One account came from three scientists — long critical of the FBI — whose questions were the subject of a story in the New York Times. Another came from the nonprofit group ProPublica, the PBS documentary unit Frontline and McClatchy Newspapers. The coverage highlighted the lingering antagonism toward the FBI among some of Ivins' colleagues at the Army's biowarfare research center at Ft. Detrick, Md.

Did FBI get wrong man for anthrax killings? Scientists raise possibility that man had help or was innocent

New York Times: Scientists’ Analysis Disputes F.B.I. Closing of Anthrax Case

A decade after wisps of anthrax sent through the mail killed 5 people, sickened 17 others and terrorized the nation, biologists and chemists still disagree on whether federal investigators got the right man and whether the F.B.I.’s long inquiry brushed aside important clues.

Now, three scientists argue that distinctive chemicals found in the dried anthrax spores — including the unexpected presence of tin — point to a high degree of manufacturing skill, contrary to federal reassurances that the attack germs were unsophisticated. The scientists make their case in a coming issue of the Journal of Bioterrorism & Biodefense.

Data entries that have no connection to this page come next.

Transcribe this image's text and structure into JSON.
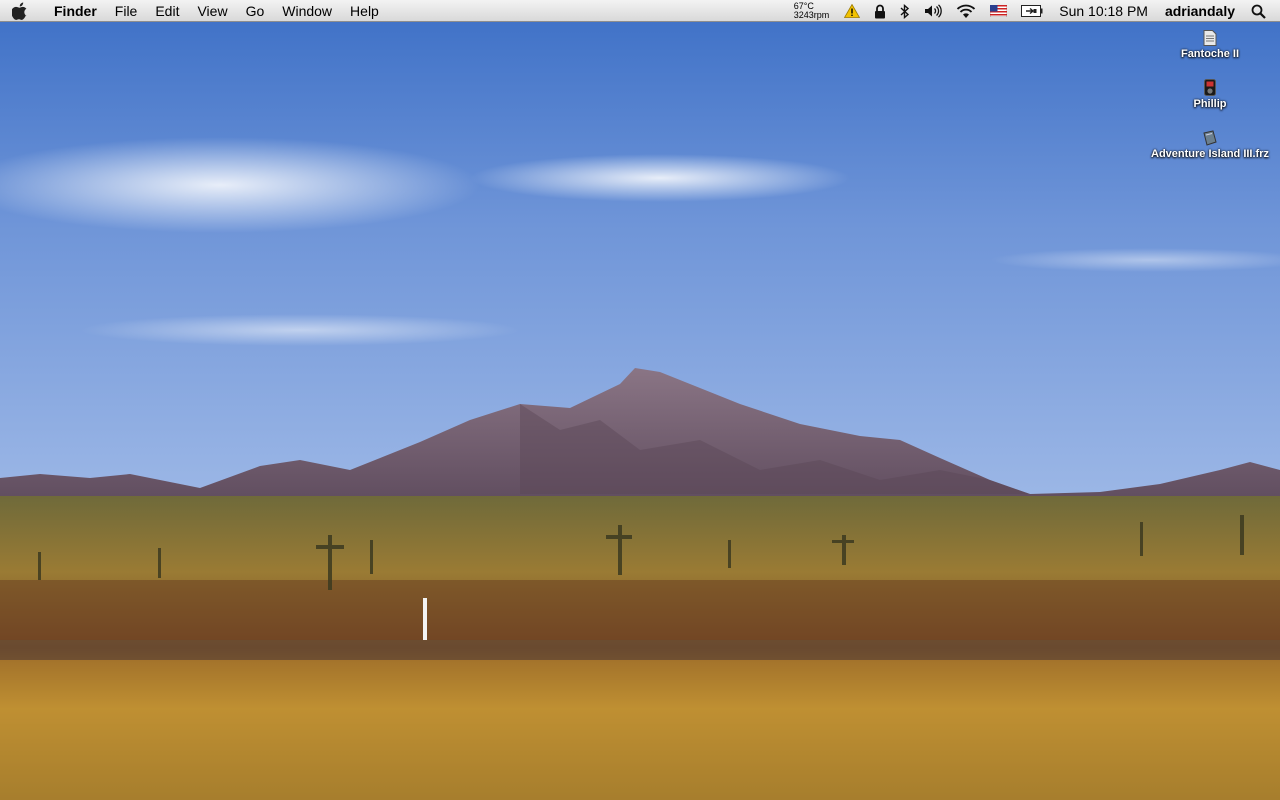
{
  "menubar": {
    "app_name": "Finder",
    "menus": [
      "File",
      "Edit",
      "View",
      "Go",
      "Window",
      "Help"
    ],
    "status": {
      "temperature": "67°C",
      "fan_speed": "3243rpm",
      "clock": "Sun 10:18 PM",
      "user": "adriandaly",
      "icons": [
        "warning-icon",
        "lock-icon",
        "bluetooth-icon",
        "volume-icon",
        "wifi-icon",
        "us-flag-input-icon",
        "battery-icon",
        "spotlight-icon"
      ]
    }
  },
  "desktop": {
    "icons": [
      {
        "label": "Fantoche II",
        "icon": "document-icon"
      },
      {
        "label": "Phillip",
        "icon": "ipod-icon"
      },
      {
        "label": "Adventure Island III.frz",
        "icon": "freeze-file-icon"
      }
    ]
  },
  "colors": {
    "sky_top": "#3f73c9",
    "sky_bottom": "#8fb0e6",
    "mountain": "#6e5a70",
    "grass_dark": "#6e5a2a",
    "grass_gold": "#c89a32"
  }
}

F.B.I. documents reviewed by The New York Times show that bureau scientists focused on tin early in their eight-year investigation, calling it an “element of interest” and a potentially critical clue to the criminal case. They later dropped their lengthy inquiry, never mentioned tin publicly and never offered any detailed account of how they thought the powder had been made.

The new paper raises the prospect — for the first time in a serious scientific forum — that the Army biodefense expert identified by the F.B.I. as the perpetrator, Bruce E. Ivins, had help in obtaining his germ weapons or conceivably was innocent of the crime.

Both the chairwoman of a National Academy of Science panel that spent a year and a half reviewing the F.B.I.’s scientific work and the director of a new review by the Government Accountability Office said the paper raised important questions that should be addressed.

Alice P. Gast, president of Lehigh University and the head of the academy panel, said that the paper “points out connections that deserve further consideration.”

Anthrax letters tied to 9/11 says Dr. Graeme McQueen - AUDIO on KPFA's "Guns and Butter".

9/11 Researcher Dr. Graeme McQueen's Radio Interview on KPFA's "Guns and Butter" with Bonnie Faulkner explains how the anthrax attacks, which began one week after September 11 and were made to look like Muslims did it, were later proven to have come from U.S. Military labs.

McQueen says the delivery of this weapons-grade strain of anthrax in envelopes marked "Death to America" and "Allah Is Great," to various parties including Senators Leahy and Daschle, were crucial in perpetuating the environment of fear and getting the Patriot Act passed (audio):

(The topic begins around 11 minutes into the show.)

Listen at

http://www.kpfa.org/archive/id/71693